- Sep 24, 2015
Not really. Tarantulas universally are quite simple to maintain. Most species could survive in a plastic box with a few holes in the top and a water dish.I'm new to the tarantula world but old in the tooth with snakes. I simply do not subscribe to the view that there is a beginner species and a subsequent scale of species.
Provided you have researched fully the husbandry needs, along with the potential speed and damage a species is capable of, then there is no such thing as beginner or advanced. What makes a species "advanced" is its specific husbandry and environmental needs. Provided they are catered for, then any species is simple - it just needs food! The hard part is providing its environment and as long as the keeper has fully researched that and provided what's needed, everything else is simple.
I have a mixture of old and new world spiders, having started keeping them in November. All of mine are feeding and molting. I've rehoused my O sp negros without any issues.
Ts are not pets. They are wild animals. As long as you know that, and what each species' temperament is, there is no reason why an old world should be seen as not for beginners.
I am sure this post will attract plenty of face palm, thumbs down etc etc but there we go!
Husbandry does not equate to a species being advanced or not. As its negligible in its differences.
Venom is a multiplying factor. Speed and defensiveness is the main factor. Some genera have terrible venom, but they are generally laid back spiders. Like Poecilotheria. So they arent as high on the list as something that is both more venomous and defensive/skittish. Lile Stromatopelma or Cyriopagopus.

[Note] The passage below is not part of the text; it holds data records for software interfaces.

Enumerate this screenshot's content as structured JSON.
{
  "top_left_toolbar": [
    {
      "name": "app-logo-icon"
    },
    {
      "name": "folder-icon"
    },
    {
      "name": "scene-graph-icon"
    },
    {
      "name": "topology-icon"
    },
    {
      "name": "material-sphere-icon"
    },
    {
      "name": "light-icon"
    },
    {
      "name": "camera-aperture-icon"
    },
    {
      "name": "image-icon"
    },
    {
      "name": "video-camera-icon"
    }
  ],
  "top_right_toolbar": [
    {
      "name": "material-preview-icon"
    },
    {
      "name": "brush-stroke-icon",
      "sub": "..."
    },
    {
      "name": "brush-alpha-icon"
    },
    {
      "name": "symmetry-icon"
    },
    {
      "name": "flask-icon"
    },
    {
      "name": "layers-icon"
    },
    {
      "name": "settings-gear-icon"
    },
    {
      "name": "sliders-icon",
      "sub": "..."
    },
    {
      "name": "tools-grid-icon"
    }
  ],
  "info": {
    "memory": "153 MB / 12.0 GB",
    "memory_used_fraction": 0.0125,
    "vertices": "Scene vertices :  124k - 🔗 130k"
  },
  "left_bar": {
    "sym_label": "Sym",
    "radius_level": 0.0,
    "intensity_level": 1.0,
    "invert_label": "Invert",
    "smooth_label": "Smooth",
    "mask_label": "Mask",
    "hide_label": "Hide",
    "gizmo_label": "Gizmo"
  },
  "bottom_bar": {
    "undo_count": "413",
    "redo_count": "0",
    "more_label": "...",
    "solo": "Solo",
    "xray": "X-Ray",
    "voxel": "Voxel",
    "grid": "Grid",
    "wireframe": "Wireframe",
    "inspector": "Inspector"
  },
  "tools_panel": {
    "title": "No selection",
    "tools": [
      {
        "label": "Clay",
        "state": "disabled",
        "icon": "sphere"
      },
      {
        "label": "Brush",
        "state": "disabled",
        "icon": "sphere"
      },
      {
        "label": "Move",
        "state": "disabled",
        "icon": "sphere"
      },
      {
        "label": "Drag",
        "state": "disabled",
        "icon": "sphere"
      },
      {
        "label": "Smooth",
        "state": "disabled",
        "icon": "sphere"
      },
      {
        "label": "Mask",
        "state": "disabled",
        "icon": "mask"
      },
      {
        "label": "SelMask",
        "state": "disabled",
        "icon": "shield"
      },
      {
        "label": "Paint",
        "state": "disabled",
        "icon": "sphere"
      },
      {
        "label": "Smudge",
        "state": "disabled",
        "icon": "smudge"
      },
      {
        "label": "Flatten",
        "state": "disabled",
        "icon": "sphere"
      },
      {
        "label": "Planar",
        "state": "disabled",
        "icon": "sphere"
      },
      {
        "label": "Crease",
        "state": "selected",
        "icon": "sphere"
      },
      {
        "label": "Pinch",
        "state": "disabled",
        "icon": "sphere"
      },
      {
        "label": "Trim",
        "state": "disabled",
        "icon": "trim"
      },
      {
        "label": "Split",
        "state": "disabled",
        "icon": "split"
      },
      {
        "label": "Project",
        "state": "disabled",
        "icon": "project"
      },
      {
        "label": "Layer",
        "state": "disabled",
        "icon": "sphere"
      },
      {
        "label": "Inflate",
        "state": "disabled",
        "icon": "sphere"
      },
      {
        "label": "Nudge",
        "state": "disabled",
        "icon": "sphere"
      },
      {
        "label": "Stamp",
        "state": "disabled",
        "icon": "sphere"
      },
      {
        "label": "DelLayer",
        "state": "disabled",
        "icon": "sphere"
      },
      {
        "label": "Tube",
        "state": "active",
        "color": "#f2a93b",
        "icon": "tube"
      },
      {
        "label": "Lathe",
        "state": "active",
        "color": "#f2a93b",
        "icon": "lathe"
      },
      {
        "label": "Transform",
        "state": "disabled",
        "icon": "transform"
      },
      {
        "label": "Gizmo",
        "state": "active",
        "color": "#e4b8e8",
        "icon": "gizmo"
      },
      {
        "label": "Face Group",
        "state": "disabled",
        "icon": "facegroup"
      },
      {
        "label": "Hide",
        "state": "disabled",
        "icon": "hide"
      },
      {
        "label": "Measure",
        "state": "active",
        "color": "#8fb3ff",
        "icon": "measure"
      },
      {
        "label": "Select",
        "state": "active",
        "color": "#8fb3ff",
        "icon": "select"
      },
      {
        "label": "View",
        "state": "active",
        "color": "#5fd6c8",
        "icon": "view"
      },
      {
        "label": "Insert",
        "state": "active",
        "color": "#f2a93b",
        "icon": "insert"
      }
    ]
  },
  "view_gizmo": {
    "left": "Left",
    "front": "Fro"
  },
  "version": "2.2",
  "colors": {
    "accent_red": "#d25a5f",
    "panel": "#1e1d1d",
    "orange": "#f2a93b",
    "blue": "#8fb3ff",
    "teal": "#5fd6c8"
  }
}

For someone new to spiders, a laid back new world is always best. Not necessary, but best.